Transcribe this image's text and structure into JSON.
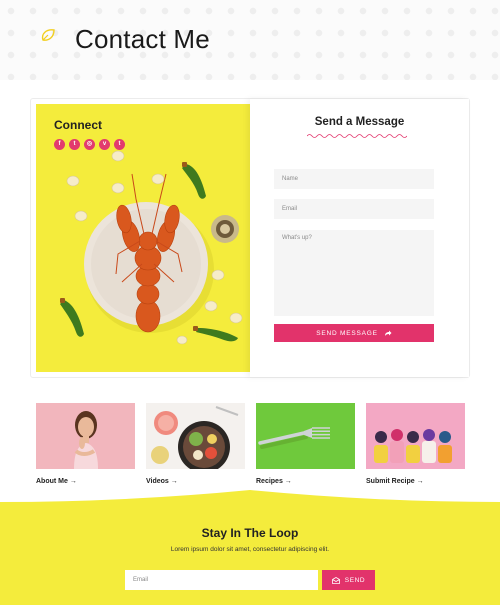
{
  "header": {
    "title": "Contact Me",
    "icon": "leaf-icon"
  },
  "connect": {
    "title": "Connect",
    "socials": [
      {
        "icon": "facebook-icon",
        "glyph": "f"
      },
      {
        "icon": "twitter-icon",
        "glyph": "t"
      },
      {
        "icon": "instagram-icon",
        "glyph": "◎"
      },
      {
        "icon": "vine-icon",
        "glyph": "v"
      },
      {
        "icon": "tumblr-icon",
        "glyph": "t"
      }
    ]
  },
  "form": {
    "title": "Send a Message",
    "name_placeholder": "Name",
    "email_placeholder": "Email",
    "message_placeholder": "What's up?",
    "send_label": "SEND MESSAGE"
  },
  "thumbs": [
    {
      "label": "About Me →"
    },
    {
      "label": "Videos →"
    },
    {
      "label": "Recipes →"
    },
    {
      "label": "Submit Recipe →"
    }
  ],
  "newsletter": {
    "title": "Stay In The Loop",
    "text": "Lorem ipsum dolor sit amet, consectetur adipiscing elit.",
    "email_placeholder": "Email",
    "send_label": "SEND"
  },
  "colors": {
    "accent": "#e2336b",
    "yellow": "#f4ec3c"
  }
}
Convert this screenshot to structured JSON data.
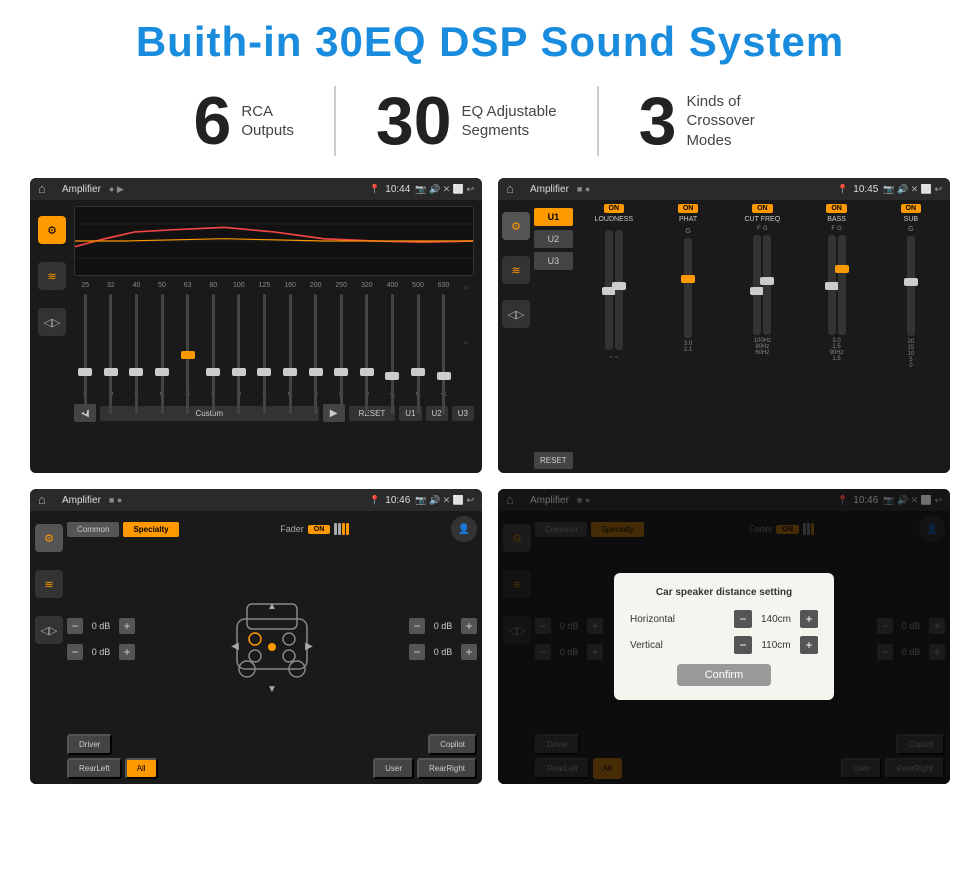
{
  "title": "Buith-in 30EQ DSP Sound System",
  "stats": [
    {
      "number": "6",
      "label": "RCA\nOutputs"
    },
    {
      "number": "30",
      "label": "EQ Adjustable\nSegments"
    },
    {
      "number": "3",
      "label": "Kinds of\nCrossover Modes"
    }
  ],
  "screens": [
    {
      "id": "eq-screen",
      "title": "Amplifier",
      "time": "10:44",
      "type": "eq"
    },
    {
      "id": "crossover-screen",
      "title": "Amplifier",
      "time": "10:45",
      "type": "crossover"
    },
    {
      "id": "fader-screen",
      "title": "Amplifier",
      "time": "10:46",
      "type": "fader"
    },
    {
      "id": "dialog-screen",
      "title": "Amplifier",
      "time": "10:46",
      "type": "dialog",
      "dialog": {
        "title": "Car speaker distance setting",
        "horizontal_label": "Horizontal",
        "horizontal_value": "140cm",
        "vertical_label": "Vertical",
        "vertical_value": "110cm",
        "confirm_label": "Confirm"
      }
    }
  ],
  "eq": {
    "freqs": [
      "25",
      "32",
      "40",
      "50",
      "63",
      "80",
      "100",
      "125",
      "160",
      "200",
      "250",
      "320",
      "400",
      "500",
      "630"
    ],
    "values": [
      "0",
      "0",
      "0",
      "0",
      "5",
      "0",
      "0",
      "0",
      "0",
      "0",
      "0",
      "0",
      "-1",
      "0",
      "-1"
    ],
    "presets": [
      "◀",
      "Custom",
      "▶",
      "RESET",
      "U1",
      "U2",
      "U3"
    ]
  },
  "crossover": {
    "tabs": [
      "U1",
      "U2",
      "U3"
    ],
    "channels": [
      "LOUDNESS",
      "PHAT",
      "CUT FREQ",
      "BASS",
      "SUB"
    ],
    "reset_label": "RESET"
  },
  "fader": {
    "tabs": [
      "Common",
      "Specialty"
    ],
    "fader_label": "Fader",
    "on_label": "ON",
    "db_values": [
      "0 dB",
      "0 dB",
      "0 dB",
      "0 dB"
    ],
    "buttons": [
      "Driver",
      "Copilot",
      "RearLeft",
      "All",
      "User",
      "RearRight"
    ]
  }
}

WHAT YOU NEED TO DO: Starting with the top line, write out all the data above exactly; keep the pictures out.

SOLUTION TO THIS EXERCISE:
Transcribe this image's text and structure into JSON.
{
  "header": {
    "title": "Contact Me",
    "icon": "leaf-icon"
  },
  "connect": {
    "title": "Connect",
    "socials": [
      {
        "icon": "facebook-icon",
        "glyph": "f"
      },
      {
        "icon": "twitter-icon",
        "glyph": "t"
      },
      {
        "icon": "instagram-icon",
        "glyph": "◎"
      },
      {
        "icon": "vine-icon",
        "glyph": "v"
      },
      {
        "icon": "tumblr-icon",
        "glyph": "t"
      }
    ]
  },
  "form": {
    "title": "Send a Message",
    "name_placeholder": "Name",
    "email_placeholder": "Email",
    "message_placeholder": "What's up?",
    "send_label": "SEND MESSAGE"
  },
  "thumbs": [
    {
      "label": "About Me →"
    },
    {
      "label": "Videos →"
    },
    {
      "label": "Recipes →"
    },
    {
      "label": "Submit Recipe →"
    }
  ],
  "newsletter": {
    "title": "Stay In The Loop",
    "text": "Lorem ipsum dolor sit amet, consectetur adipiscing elit.",
    "email_placeholder": "Email",
    "send_label": "SEND"
  },
  "colors": {
    "accent": "#e2336b",
    "yellow": "#f4ec3c"
  }
}
Convert this screenshot to structured JSON data.
{
  "title": "Buith-in 30EQ DSP Sound System",
  "stats": [
    {
      "number": "6",
      "label": "RCA\nOutputs"
    },
    {
      "number": "30",
      "label": "EQ Adjustable\nSegments"
    },
    {
      "number": "3",
      "label": "Kinds of\nCrossover Modes"
    }
  ],
  "screens": [
    {
      "id": "eq-screen",
      "title": "Amplifier",
      "time": "10:44",
      "type": "eq"
    },
    {
      "id": "crossover-screen",
      "title": "Amplifier",
      "time": "10:45",
      "type": "crossover"
    },
    {
      "id": "fader-screen",
      "title": "Amplifier",
      "time": "10:46",
      "type": "fader"
    },
    {
      "id": "dialog-screen",
      "title": "Amplifier",
      "time": "10:46",
      "type": "dialog",
      "dialog": {
        "title": "Car speaker distance setting",
        "horizontal_label": "Horizontal",
        "horizontal_value": "140cm",
        "vertical_label": "Vertical",
        "vertical_value": "110cm",
        "confirm_label": "Confirm"
      }
    }
  ],
  "eq": {
    "freqs": [
      "25",
      "32",
      "40",
      "50",
      "63",
      "80",
      "100",
      "125",
      "160",
      "200",
      "250",
      "320",
      "400",
      "500",
      "630"
    ],
    "values": [
      "0",
      "0",
      "0",
      "0",
      "5",
      "0",
      "0",
      "0",
      "0",
      "0",
      "0",
      "0",
      "-1",
      "0",
      "-1"
    ],
    "presets": [
      "◀",
      "Custom",
      "▶",
      "RESET",
      "U1",
      "U2",
      "U3"
    ]
  },
  "crossover": {
    "tabs": [
      "U1",
      "U2",
      "U3"
    ],
    "channels": [
      "LOUDNESS",
      "PHAT",
      "CUT FREQ",
      "BASS",
      "SUB"
    ],
    "reset_label": "RESET"
  },
  "fader": {
    "tabs": [
      "Common",
      "Specialty"
    ],
    "fader_label": "Fader",
    "on_label": "ON",
    "db_values": [
      "0 dB",
      "0 dB",
      "0 dB",
      "0 dB"
    ],
    "buttons": [
      "Driver",
      "Copilot",
      "RearLeft",
      "All",
      "User",
      "RearRight"
    ]
  }
}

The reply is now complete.